More generally, I've drifted away from my 6mm and 10mm Russia 1812 projects, and gotten more into 1/72 kit builds of late, and book reviews, which is all fine 'n' dandy in itself, but... I definitely do very much want to get back in the saddle in those areas. I'm also slowly getting better at finishing things off. It's certainly easier, I find, to finish hand painted stuff, as I still feel that I'm an airbrushing novice.

Military movies remain an interest, although finding decent ones is getting trickier, as I've now watched an awful lot of the better known more mainstream ones. Recent viewing has run the full gamut from the sublime to the ridiculous, 1864 being of the former, and The Battle for Warsaw the latter. It seems from viewer stats that my film reviews are of less interest to readers of the blog than other content. But as I'm really into it, I'll continue posting them.  I still need to work out how to code a dynamic hot-link 'picture wall' for the movies page.

Books remain a constant interest, with much reading and reviewing. Now that I'm getting stuff from Pen & Sword it's hard to keep up with these two activities and yet not get burned out. I try to hop around between types and titles, to prevent exhaustion. Sometimes things serendipitously connect, as when Philip Warner's excellent Anglo-centric D-Day book (my review here), from P&S, makes an excellent companion to Stephen Ambrose's much more American focussed D-Day, which I picked up in a charity shop for £1.50!

And the bookish and filmic stuff occasionally intersects, as when reading on the Bismarck (review here) and watching Sink The Bismarck. Or, whilst reading the above-mentioned D-Day books, watching the really rather excellent Ike, Countdown to D-Day, in which the rather unlikely casting of Tom Selleck as Ike actually comes off really well.


[1] This supplants my home-made pair of glass-less shelves. Models on those got very dusty. I found this shelving unit dumped on the roadside. It was a very lurid bright pink originally! So I stripped/sanded and painted it, and it'll serve me well. Though I do need more glass shelves and shelf support pegs.

[2] One thing I occasionally do with this in mind is post on TMP, The Miniatures Page, another source of inspiration and information. And I do find that does help drive a little more traffic to my blog. But nowhere near as much as I'd like!
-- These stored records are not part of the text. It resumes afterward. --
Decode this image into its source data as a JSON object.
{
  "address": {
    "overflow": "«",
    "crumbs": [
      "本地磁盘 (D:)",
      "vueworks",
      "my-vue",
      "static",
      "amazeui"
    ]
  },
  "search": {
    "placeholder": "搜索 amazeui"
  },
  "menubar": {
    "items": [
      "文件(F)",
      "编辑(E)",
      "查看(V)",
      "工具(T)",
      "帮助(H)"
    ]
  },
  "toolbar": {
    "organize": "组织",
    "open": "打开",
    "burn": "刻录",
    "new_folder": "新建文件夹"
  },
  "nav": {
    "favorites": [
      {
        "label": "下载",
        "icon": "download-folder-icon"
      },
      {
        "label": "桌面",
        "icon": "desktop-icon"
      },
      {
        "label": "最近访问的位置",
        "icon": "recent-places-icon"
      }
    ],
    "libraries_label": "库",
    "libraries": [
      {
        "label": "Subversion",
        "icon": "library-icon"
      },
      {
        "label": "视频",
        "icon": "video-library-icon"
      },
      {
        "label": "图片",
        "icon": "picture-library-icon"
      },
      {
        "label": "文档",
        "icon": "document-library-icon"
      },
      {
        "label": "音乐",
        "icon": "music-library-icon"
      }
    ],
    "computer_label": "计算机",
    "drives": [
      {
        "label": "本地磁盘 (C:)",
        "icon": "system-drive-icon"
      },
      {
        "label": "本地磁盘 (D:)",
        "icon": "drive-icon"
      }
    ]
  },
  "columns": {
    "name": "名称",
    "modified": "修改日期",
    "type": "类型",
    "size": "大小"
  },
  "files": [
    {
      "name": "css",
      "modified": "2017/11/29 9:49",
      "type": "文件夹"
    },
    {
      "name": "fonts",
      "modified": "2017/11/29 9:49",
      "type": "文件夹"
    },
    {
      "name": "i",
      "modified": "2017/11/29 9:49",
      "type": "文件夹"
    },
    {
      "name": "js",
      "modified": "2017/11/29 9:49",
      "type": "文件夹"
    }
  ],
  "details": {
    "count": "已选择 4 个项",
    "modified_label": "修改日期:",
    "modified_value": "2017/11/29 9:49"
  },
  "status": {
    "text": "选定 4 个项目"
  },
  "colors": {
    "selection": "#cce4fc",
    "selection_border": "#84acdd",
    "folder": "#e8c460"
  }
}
  1. Morning Seb - I picked up an IKEA Bertby glass case - good for fitting on a chimney breast and holds a lot of stuff. They're going for reasonable prices online too https://www.ebay.co.uk/sch/i.html?_odkw=ikea+bertby&_osacat=0&_from=R40&_trksid=m570.l1313&_nkw=ikea+bertby&_sacat=0

    1. Thanks for the info Paul. Although I'm actually happy with the set of shelves mentioned in the post, albeit I do need some more shelves and mounting pegs. But the key point in all this was that the shelves I picked up off the roadside were FREE! Even cheap isn't cheap enough right now... only free will do!